MOZAMBIQUE: ‘How many more must die before the world acts?’

Image from refugee settlements housing those who fled Cabo Delgado Province. (Images by Johan Viljoen; © Aid to the Church in Need).
Image from refugee settlements housing those who fled Cabo Delgado Province. (Images by Johan Viljoen; © Aid to the Church in Need).

A priest has expressed fears over the fate of the faithful who fled Palma, in Mozambique’s Cabo Delgado province, following Monday’s (29th March) attack.

Speaking to Catholic charity Aid to the Church in Need (ACN), Father António Chamboco said that, with thousands still missing, he is deeply concerned for the lives of his parishioners, as “almost nothing is known” about their whereabouts.

Members of the militant Islamist network Daesh (ISIS) claimed responsibility for the attack on the port town, which is estimated to have made more than 50,000 homeless.

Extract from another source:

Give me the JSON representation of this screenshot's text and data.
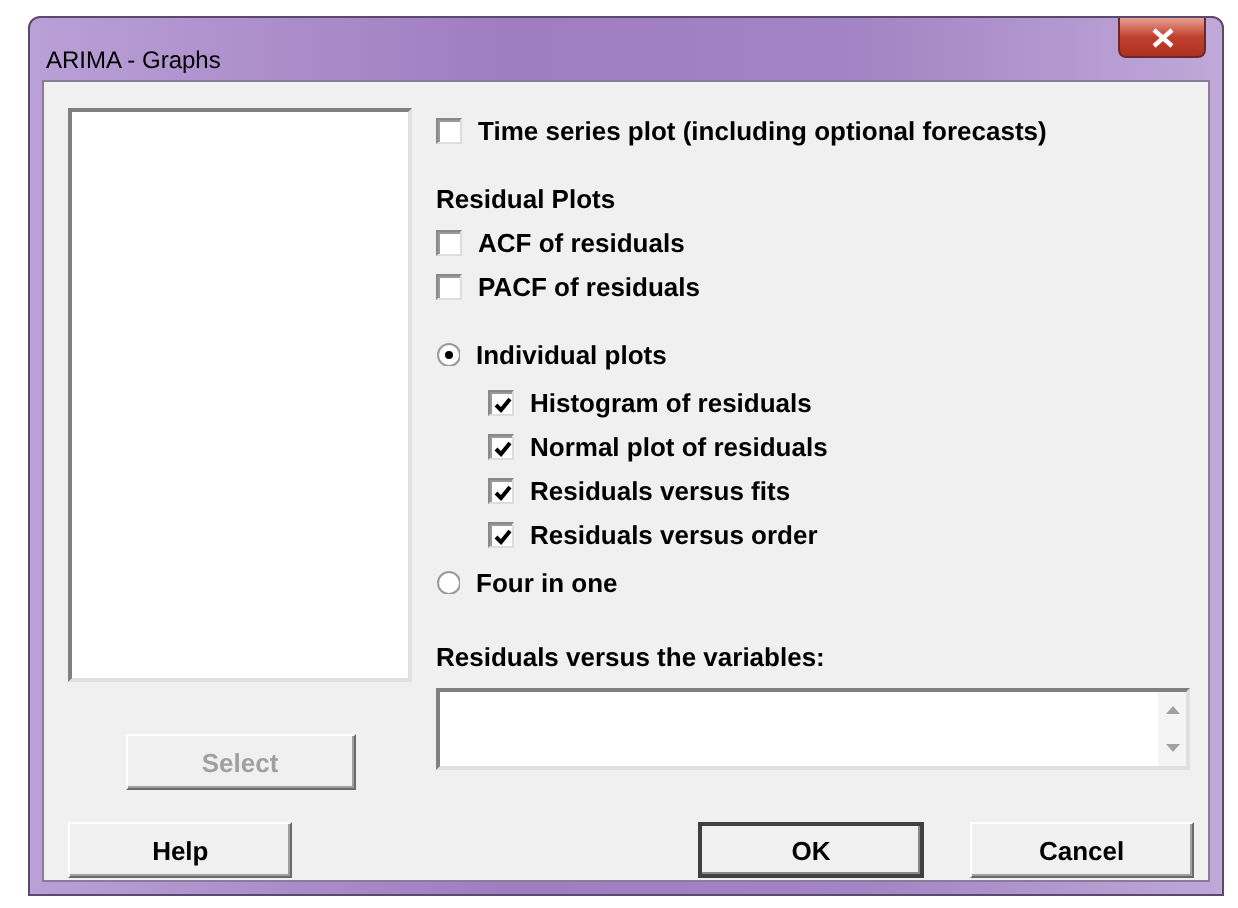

Father Chamboco, who was away from Palma when jihadists attacked on Monday, said: “When I heard about the attack, I felt pain and sadness – pain because I have been in Palma for a year and had already grown to love the people, the community there.”

Initially, he kept in touch with the situation in Palma via the phone but, as the assault in the town intensified, he was cut off.

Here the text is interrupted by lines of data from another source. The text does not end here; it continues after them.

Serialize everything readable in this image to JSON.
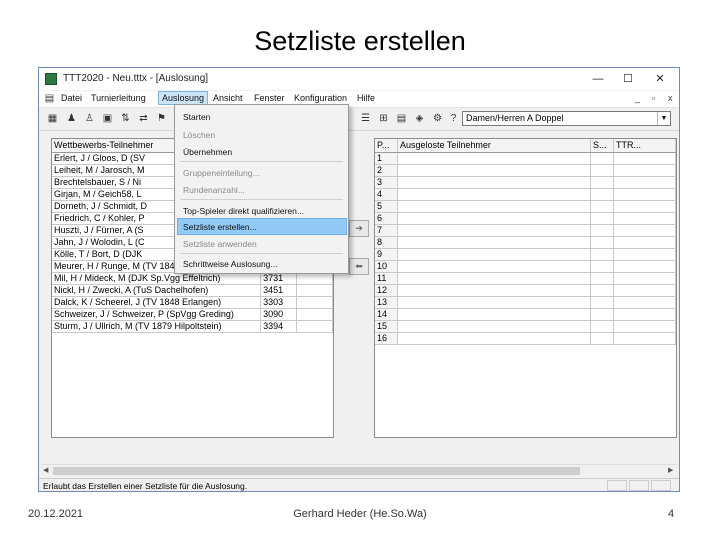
{
  "slide": {
    "title": "Setzliste erstellen",
    "date": "20.12.2021",
    "author": "Gerhard Heder (He.So.Wa)",
    "page": "4"
  },
  "window": {
    "title": "TTT2020 - Neu.tttx - [Auslosung]",
    "minimize": "—",
    "maximize": "☐",
    "close": "✕"
  },
  "menubar": {
    "items": [
      "Datei",
      "Turnierleitung",
      "Auslosung",
      "Ansicht",
      "Fenster",
      "Konfiguration",
      "Hilfe"
    ],
    "mdi": [
      "_",
      "▫",
      "x"
    ]
  },
  "toolbar": {
    "competition": "Damen/Herren A Doppel",
    "icons": [
      "save-icon",
      "people-icon",
      "person-icon",
      "form-icon",
      "sort-icon",
      "swap-icon",
      "flag-icon",
      "list-icon",
      "tree-icon",
      "grid-icon",
      "book-icon",
      "gear-icon",
      "help-icon"
    ]
  },
  "left_table": {
    "headers": [
      "Wettbewerbs-Teilnehmer",
      "",
      ""
    ],
    "rows": [
      [
        "Erlert, J / Gloos, D (SV",
        "",
        ""
      ],
      [
        "Leiheit, M / Jarosch, M",
        "",
        ""
      ],
      [
        "Brechtelsbauer, S / Ni",
        "",
        ""
      ],
      [
        "Girjan, M / Geich58, L",
        "",
        ""
      ],
      [
        "Dorneth, J / Schmidt, D",
        "",
        ""
      ],
      [
        "Friedrich, C / Kohler, P",
        "",
        ""
      ],
      [
        "Huszti, J / Fürner, A (S",
        "",
        ""
      ],
      [
        "Jahn, J / Wolodin, L (C",
        "",
        ""
      ],
      [
        "Kölle, T / Bort, D (DJK",
        "",
        ""
      ],
      [
        "Meurer, H / Runge, M (TV 1848 Erlangen)",
        "",
        ""
      ],
      [
        "Mil, H / Mideck, M (DJK Sp.Vgg Effeltrich)",
        "3731",
        ""
      ],
      [
        "Nickl, H / Zwecki, A (TuS Dachelhofen)",
        "3451",
        ""
      ],
      [
        "Dalck, K / Scheerel, J (TV 1848 Erlangen)",
        "3303",
        ""
      ],
      [
        "Schweizer, J / Schweizer, P (SpVgg Greding)",
        "3090",
        ""
      ],
      [
        "Sturm, J / Ullrich, M (TV 1879 Hilpoltstein)",
        "3394",
        ""
      ]
    ]
  },
  "right_table": {
    "headers": [
      "P...",
      "Ausgeloste Teilnehmer",
      "S...",
      "TTR..."
    ],
    "positions": [
      "1",
      "2",
      "3",
      "4",
      "5",
      "6",
      "7",
      "8",
      "9",
      "10",
      "11",
      "12",
      "13",
      "14",
      "15",
      "16"
    ]
  },
  "arrows": {
    "right": "➔",
    "left": "⬅"
  },
  "dropdown": {
    "items": [
      {
        "label": "Starten",
        "disabled": false
      },
      {
        "label": "Löschen",
        "disabled": true
      },
      {
        "label": "Übernehmen",
        "disabled": false
      },
      {
        "label": "Gruppeneinteilung...",
        "disabled": true
      },
      {
        "label": "Rundenanzahl...",
        "disabled": true
      },
      {
        "label": "Top-Spieler direkt qualifizieren...",
        "disabled": false
      },
      {
        "label": "Setzliste erstellen...",
        "disabled": false,
        "highlighted": true
      },
      {
        "label": "Setzliste anwenden",
        "disabled": true
      },
      {
        "label": "Schrittweise Auslosung...",
        "disabled": false
      }
    ]
  },
  "statusbar": {
    "text": "Erlaubt das Erstellen einer Setzliste für die Auslosung."
  },
  "colors": {
    "highlight": "#91c9f7",
    "border": "#6a8fbd"
  }
}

The priest said: “I was in contact with two coordinators from the Catholic community during the first phase [of the attack].

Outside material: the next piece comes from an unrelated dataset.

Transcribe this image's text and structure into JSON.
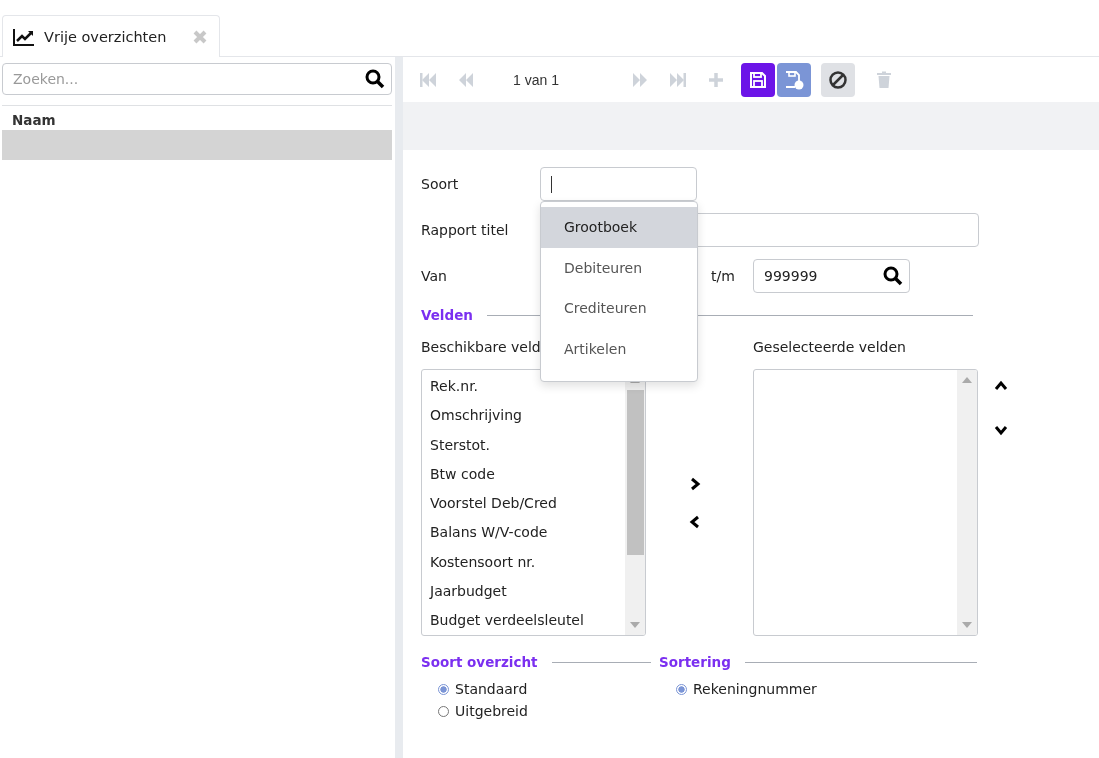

“When the [telephone] network was still working, they informed me that there was some shooting, but five minutes later there was no communication.”

Father Chamboco did manage to locate the whereabouts of his two parish coordinators.

He said: “I was able to reach one of them near the Tanzanian border. When he fled the attacks, he went to Tanzania and is still there.”

According to a woman who escaped from Palma, the other parish coordinator sought refuge in Nangade.

A video sent to ACN, reportedly taken in Palma after the attack, shows decapitated and mutilated bodies.

Ulrich Kny, ACN Project Head for Mozambique, said: “The images we have seen are shocking. We cannot even share them because they wound human dignity by their brutality.”

He added: “We wonder how many more deaths there must be before the world does something to stop this violence. These lives do not seem to count. It tears my heart out.”

Mr Kny said ACN has helped the local Church with more than £135,000 in emergency aid, including supporting priests and Sisters ministering to internal refugees.

In conclusion, Father António Chamboco said: “We pray during this Holy Week that Christ, with his suffering, death and resurrection, will bring relief to the people who are suffering at this time.

“We need to pray and trust in God to help and alleviate all these problems in Cabo Delgado province.”

Cabo Delgado has suffered jihadist attacks since October 2017. According to the United Nations, more than 670,000 were displaced and more than 2,500 died up to the end of 2020.